I attended Digital Summit Atlanta on May on May 24th and May 25th 2016 and I had a couple of takeaways that I feel relate Improvisation to the land of UX and Design.
The first takeaway was related to the excellent talk given by Austin Knight titled “Design is Not Art”. The original blog post that became the talk is here:
Austin’s talk went over the key differences between Art and Design but what really caught my “Improviser’s mind” was the last part of the talk that started off by talking about “The Death of the Ego”. And as Austin writes in his original post that lead to his talk…
“While the differences between design and art are interesting, they aren’t the key take-away here. Rather, from my point of view, the most important learning is that ego has no place in design.”
Austin then goes on to talk about the “humble designer” and lists a few things about the humble designer.
- Humble designers create things that exist ouside of themselves. The design is about the user, not the designer.
- In order to create a product that properly serves its purpose, the design must be adequately informed by outside data. Designers don’t magically create masterpieces; they collect and interpret information that empowers them to create masterpieces. Design is not a talent; it’s a skill.
- Designers must leverage creativity in a thoughtful way, so that the design can better serve its purpose. The design should be built with intent; there should be reason and justification behind the decisions made.
All 3 items in the list above most definitely relate to Improvisers and how they approach their work. Improvisers are trained to not have to think but do and not let their egos get in the way. I’d like to relate Austin’s list above to Improvisers and how they work.
- Humble improvisers create outside of themselves with their fellow improvisers. The scene is about what’s going on between the characters not what the improviser thinks they need to do to look cool/funny/interesting to the audience.
- In order for an improviser to create they need input from their fellow improvisers. Together they build a scene line by line. This is what improvisers are trained to do. Improvisers collect and interpret information so they can add new information and advance the scene in new, interesting and often, unexpected ways.
- Improvisers have to be ready to justify new information. Things can happen out of nowhere that can change the dynamic of a scene in an instant. It forces them to be nimble AND creative. However, if they let their ego take over and think that they’re idea is the most important new information will be brushed aside and the new idea offered will never be explored and die.
So improvisers are continually training themselves to be able to let go of their ego. It’s not something we normally think of in our day to day jobs. I’m completely guilty of it too. I’ve worked on wireframes and other designs that I thought were great only to have them picked apart during a review session. Usually when that has happened it’s because I wasn’t thinking as much about the user as I was about how I would want the interface to work.

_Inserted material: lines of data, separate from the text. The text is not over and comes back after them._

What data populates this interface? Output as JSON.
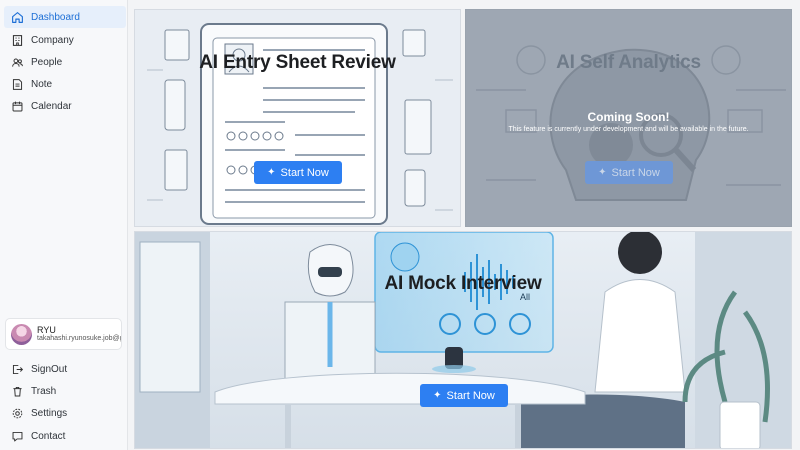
{
  "sidebar": {
    "nav": [
      {
        "label": "Dashboard",
        "icon": "home-icon",
        "active": true
      },
      {
        "label": "Company",
        "icon": "building-icon"
      },
      {
        "label": "People",
        "icon": "people-icon"
      },
      {
        "label": "Note",
        "icon": "note-icon"
      },
      {
        "label": "Calendar",
        "icon": "calendar-icon"
      }
    ],
    "user": {
      "name": "RYU",
      "email": "takahashi.ryunosuke.job@g"
    },
    "bottom": [
      {
        "label": "SignOut",
        "icon": "signout-icon"
      },
      {
        "label": "Trash",
        "icon": "trash-icon"
      },
      {
        "label": "Settings",
        "icon": "gear-icon"
      },
      {
        "label": "Contact",
        "icon": "chat-icon"
      }
    ]
  },
  "cards": {
    "entry_sheet": {
      "title": "AI Entry Sheet Review",
      "button": "Start Now"
    },
    "self_analytics": {
      "title": "AI Self Analytics",
      "coming": "Coming Soon!",
      "description": "This feature is currently under development and will be available in the future.",
      "button": "Start Now"
    },
    "mock_interview": {
      "title": "AI Mock Interview",
      "button": "Start Now",
      "screen_text": "All"
    }
  },
  "colors": {
    "accent": "#2d7ff2",
    "active_bg": "#e6effb",
    "active_text": "#1d6fd6"
  }
}
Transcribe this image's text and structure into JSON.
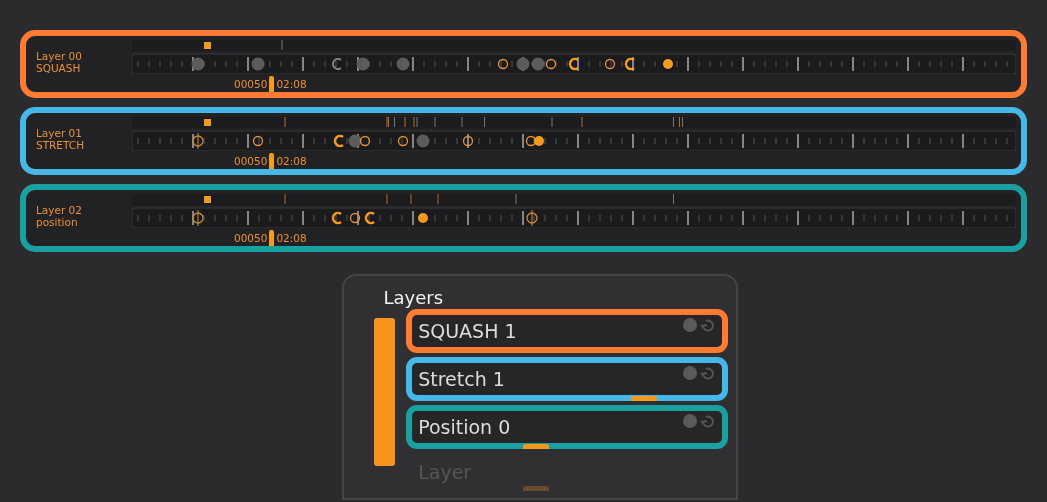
{
  "tracks": [
    {
      "layer": "Layer 00",
      "name": "SQUASH",
      "frame": "00050",
      "time": "02:08",
      "color": "#ff7a33"
    },
    {
      "layer": "Layer 01",
      "name": "STRETCH",
      "frame": "00050",
      "time": "02:08",
      "color": "#45b8e8"
    },
    {
      "layer": "Layer 02",
      "name": "position",
      "frame": "00050",
      "time": "02:08",
      "color": "#1aa0a0"
    }
  ],
  "layers_panel": {
    "title": "Layers",
    "rows": [
      {
        "label": "SQUASH 1",
        "color": "#ff7a33",
        "disabled": false
      },
      {
        "label": "Stretch 1",
        "color": "#45b8e8",
        "disabled": false,
        "level": 0.75
      },
      {
        "label": "Position 0",
        "color": "#1aa0a0",
        "disabled": false,
        "level": 0.4
      },
      {
        "label": "Layer",
        "disabled": true,
        "level": 0.4
      }
    ]
  }
}
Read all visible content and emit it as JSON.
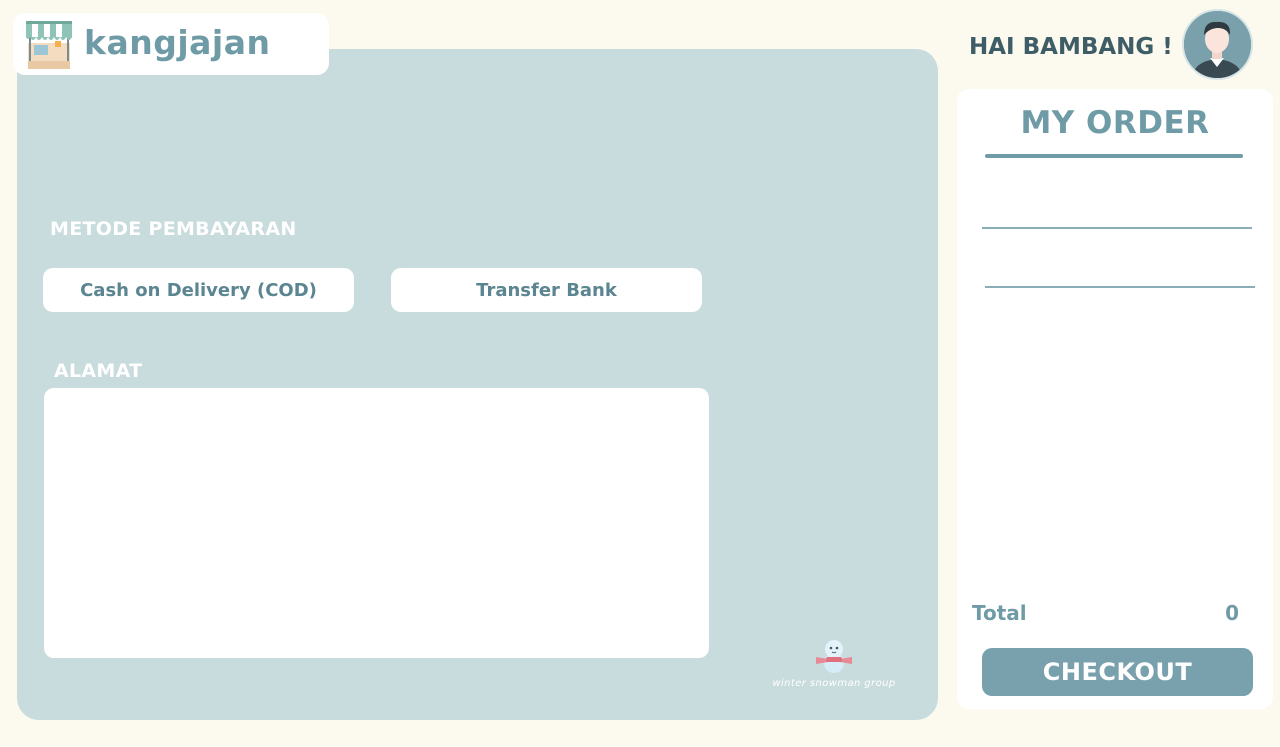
{
  "app": {
    "name": "kangjajan"
  },
  "header": {
    "greeting": "HAI BAMBANG !"
  },
  "payment": {
    "section_label": "METODE PEMBAYARAN",
    "options": [
      "Cash on Delivery (COD)",
      "Transfer Bank"
    ]
  },
  "address": {
    "section_label": "ALAMAT",
    "value": ""
  },
  "branding": {
    "watermark": "winter snowman group"
  },
  "order": {
    "title": "MY ORDER",
    "total_label": "Total",
    "total_value": "0",
    "checkout_label": "CHECKOUT"
  },
  "colors": {
    "background": "#fcf9ee",
    "panel": "#c8dbdd",
    "accent": "#6f9ba6",
    "button": "#78a1ad"
  }
}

I believe that all of us working in UX can benefit by making improv exercises a part of our daily routine. They can be included at the start of meetings, just for fun at the end of the work day or send everyone out to classes and bring that new knowledge and mindset back. BUT you have to practice it daily or it won’t become a part of you and how you think, operate and treat other people.
So thank you Austin for your great talk and stressing the importance of trying to be ego free and humble when we do our work.